▸ **Your goal**
Make an exact copy of all the data.

Stored dataset items
───

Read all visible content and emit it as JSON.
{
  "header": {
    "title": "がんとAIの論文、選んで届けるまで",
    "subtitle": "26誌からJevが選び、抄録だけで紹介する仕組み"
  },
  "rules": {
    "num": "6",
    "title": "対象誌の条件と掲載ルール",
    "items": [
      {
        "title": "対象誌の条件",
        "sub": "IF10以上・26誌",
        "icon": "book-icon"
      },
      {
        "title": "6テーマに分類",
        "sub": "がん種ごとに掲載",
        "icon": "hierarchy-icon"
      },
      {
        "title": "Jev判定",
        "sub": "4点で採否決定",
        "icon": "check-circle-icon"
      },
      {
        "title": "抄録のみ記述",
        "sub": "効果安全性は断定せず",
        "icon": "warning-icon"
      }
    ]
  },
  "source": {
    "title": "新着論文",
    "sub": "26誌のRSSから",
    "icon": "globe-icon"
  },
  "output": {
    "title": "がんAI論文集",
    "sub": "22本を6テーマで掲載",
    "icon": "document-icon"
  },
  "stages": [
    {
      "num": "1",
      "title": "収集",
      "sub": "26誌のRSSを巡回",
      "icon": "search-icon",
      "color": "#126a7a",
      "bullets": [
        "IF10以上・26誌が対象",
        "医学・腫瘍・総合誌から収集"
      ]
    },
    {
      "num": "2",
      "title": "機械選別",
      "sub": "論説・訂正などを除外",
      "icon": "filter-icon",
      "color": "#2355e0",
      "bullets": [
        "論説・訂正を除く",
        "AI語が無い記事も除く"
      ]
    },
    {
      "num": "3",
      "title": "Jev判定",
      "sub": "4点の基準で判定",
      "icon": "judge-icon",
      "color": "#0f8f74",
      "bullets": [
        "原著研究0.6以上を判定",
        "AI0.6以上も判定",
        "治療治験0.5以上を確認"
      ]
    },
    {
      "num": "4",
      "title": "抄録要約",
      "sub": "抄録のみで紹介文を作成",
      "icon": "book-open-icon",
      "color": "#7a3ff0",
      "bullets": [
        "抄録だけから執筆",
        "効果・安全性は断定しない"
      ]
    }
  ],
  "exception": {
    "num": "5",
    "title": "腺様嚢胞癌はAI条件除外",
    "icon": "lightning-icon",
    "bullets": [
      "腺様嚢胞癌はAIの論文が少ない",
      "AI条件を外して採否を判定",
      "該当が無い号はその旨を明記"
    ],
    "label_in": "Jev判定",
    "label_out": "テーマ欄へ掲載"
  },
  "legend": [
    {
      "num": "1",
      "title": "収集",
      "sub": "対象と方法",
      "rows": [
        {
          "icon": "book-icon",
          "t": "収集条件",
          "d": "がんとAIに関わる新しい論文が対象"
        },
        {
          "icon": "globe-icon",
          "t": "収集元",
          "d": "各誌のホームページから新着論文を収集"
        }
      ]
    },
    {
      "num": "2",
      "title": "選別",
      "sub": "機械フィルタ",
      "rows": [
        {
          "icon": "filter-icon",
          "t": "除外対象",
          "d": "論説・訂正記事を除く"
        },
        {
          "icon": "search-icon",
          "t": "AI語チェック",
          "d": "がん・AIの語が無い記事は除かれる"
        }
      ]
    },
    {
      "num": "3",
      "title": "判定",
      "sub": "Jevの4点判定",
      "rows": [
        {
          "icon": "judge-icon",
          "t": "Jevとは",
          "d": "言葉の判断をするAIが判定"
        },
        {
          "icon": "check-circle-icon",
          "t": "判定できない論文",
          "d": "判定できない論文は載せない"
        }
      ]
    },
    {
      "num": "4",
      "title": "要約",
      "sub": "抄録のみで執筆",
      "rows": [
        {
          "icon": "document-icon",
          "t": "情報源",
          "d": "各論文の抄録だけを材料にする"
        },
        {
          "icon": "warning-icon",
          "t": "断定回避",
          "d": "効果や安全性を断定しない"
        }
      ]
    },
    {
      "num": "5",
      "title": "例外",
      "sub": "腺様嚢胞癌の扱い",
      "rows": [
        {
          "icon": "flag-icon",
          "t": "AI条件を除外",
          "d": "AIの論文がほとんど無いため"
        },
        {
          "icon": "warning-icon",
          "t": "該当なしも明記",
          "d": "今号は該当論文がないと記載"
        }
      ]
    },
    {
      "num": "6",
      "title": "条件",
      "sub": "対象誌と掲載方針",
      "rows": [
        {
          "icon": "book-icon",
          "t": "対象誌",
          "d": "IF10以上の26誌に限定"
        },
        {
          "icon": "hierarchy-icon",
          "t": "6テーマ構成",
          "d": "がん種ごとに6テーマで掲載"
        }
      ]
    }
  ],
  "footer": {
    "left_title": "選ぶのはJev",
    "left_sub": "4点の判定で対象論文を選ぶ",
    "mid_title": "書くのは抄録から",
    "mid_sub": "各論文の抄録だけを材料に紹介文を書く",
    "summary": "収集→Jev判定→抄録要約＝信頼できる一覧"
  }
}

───

▸ **Written reply**
Read all visible content and emit it as JSON.
{
  "header": {
    "title": "がんとAIの論文、選んで届けるまで",
    "subtitle": "26誌からJevが選び、抄録だけで紹介する仕組み"
  },
  "rules": {
    "num": "6",
    "title": "対象誌の条件と掲載ルール",
    "items": [
      {
        "title": "対象誌の条件",
        "sub": "IF10以上・26誌",
        "icon": "book-icon"
      },
      {
        "title": "6テーマに分類",
        "sub": "がん種ごとに掲載",
        "icon": "hierarchy-icon"
      },
      {
        "title": "Jev判定",
        "sub": "4点で採否決定",
        "icon": "check-circle-icon"
      },
      {
        "title": "抄録のみ記述",
        "sub": "効果安全性は断定せず",
        "icon": "warning-icon"
      }
    ]
  },
  "source": {
    "title": "新着論文",
    "sub": "26誌のRSSから",
    "icon": "globe-icon"
  },
  "output": {
    "title": "がんAI論文集",
    "sub": "22本を6テーマで掲載",
    "icon": "document-icon"
  },
  "stages": [
    {
      "num": "1",
      "title": "収集",
      "sub": "26誌のRSSを巡回",
      "icon": "search-icon",
      "color": "#126a7a",
      "bullets": [
        "IF10以上・26誌が対象",
        "医学・腫瘍・総合誌から収集"
      ]
    },
    {
      "num": "2",
      "title": "機械選別",
      "sub": "論説・訂正などを除外",
      "icon": "filter-icon",
      "color": "#2355e0",
      "bullets": [
        "論説・訂正を除く",
        "AI語が無い記事も除く"
      ]
    },
    {
      "num": "3",
      "title": "Jev判定",
      "sub": "4点の基準で判定",
      "icon": "judge-icon",
      "color": "#0f8f74",
      "bullets": [
        "原著研究0.6以上を判定",
        "AI0.6以上も判定",
        "治療治験0.5以上を確認"
      ]
    },
    {
      "num": "4",
      "title": "抄録要約",
      "sub": "抄録のみで紹介文を作成",
      "icon": "book-open-icon",
      "color": "#7a3ff0",
      "bullets": [
        "抄録だけから執筆",
        "効果・安全性は断定しない"
      ]
    }
  ],
  "exception": {
    "num": "5",
    "title": "腺様嚢胞癌はAI条件除外",
    "icon": "lightning-icon",
    "bullets": [
      "腺様嚢胞癌はAIの論文が少ない",
      "AI条件を外して採否を判定",
      "該当が無い号はその旨を明記"
    ],
    "label_in": "Jev判定",
    "label_out": "テーマ欄へ掲載"
  },
  "legend": [
    {
      "num": "1",
      "title": "収集",
      "sub": "対象と方法",
      "rows": [
        {
          "icon": "book-icon",
          "t": "収集条件",
          "d": "がんとAIに関わる新しい論文が対象"
        },
        {
          "icon": "globe-icon",
          "t": "収集元",
          "d": "各誌のホームページから新着論文を収集"
        }
      ]
    },
    {
      "num": "2",
      "title": "選別",
      "sub": "機械フィルタ",
      "rows": [
        {
          "icon": "filter-icon",
          "t": "除外対象",
          "d": "論説・訂正記事を除く"
        },
        {
          "icon": "search-icon",
          "t": "AI語チェック",
          "d": "がん・AIの語が無い記事は除かれる"
        }
      ]
    },
    {
      "num": "3",
      "title": "判定",
      "sub": "Jevの4点判定",
      "rows": [
        {
          "icon": "judge-icon",
          "t": "Jevとは",
          "d": "言葉の判断をするAIが判定"
        },
        {
          "icon": "check-circle-icon",
          "t": "判定できない論文",
          "d": "判定できない論文は載せない"
        }
      ]
    },
    {
      "num": "4",
      "title": "要約",
      "sub": "抄録のみで執筆",
      "rows": [
        {
          "icon": "document-icon",
          "t": "情報源",
          "d": "各論文の抄録だけを材料にする"
        },
        {
          "icon": "warning-icon",
          "t": "断定回避",
          "d": "効果や安全性を断定しない"
        }
      ]
    },
    {
      "num": "5",
      "title": "例外",
      "sub": "腺様嚢胞癌の扱い",
      "rows": [
        {
          "icon": "flag-icon",
          "t": "AI条件を除外",
          "d": "AIの論文がほとんど無いため"
        },
        {
          "icon": "warning-icon",
          "t": "該当なしも明記",
          "d": "今号は該当論文がないと記載"
        }
      ]
    },
    {
      "num": "6",
      "title": "条件",
      "sub": "対象誌と掲載方針",
      "rows": [
        {
          "icon": "book-icon",
          "t": "対象誌",
          "d": "IF10以上の26誌に限定"
        },
        {
          "icon": "hierarchy-icon",
          "t": "6テーマ構成",
          "d": "がん種ごとに6テーマで掲載"
        }
      ]
    }
  ],
  "footer": {
    "left_title": "選ぶのはJev",
    "left_sub": "4点の判定で対象論文を選ぶ",
    "mid_title": "書くのは抄録から",
    "mid_sub": "各論文の抄録だけを材料に紹介文を書く",
    "summary": "収集→Jev判定→抄録要約＝信頼できる一覧"
  }
}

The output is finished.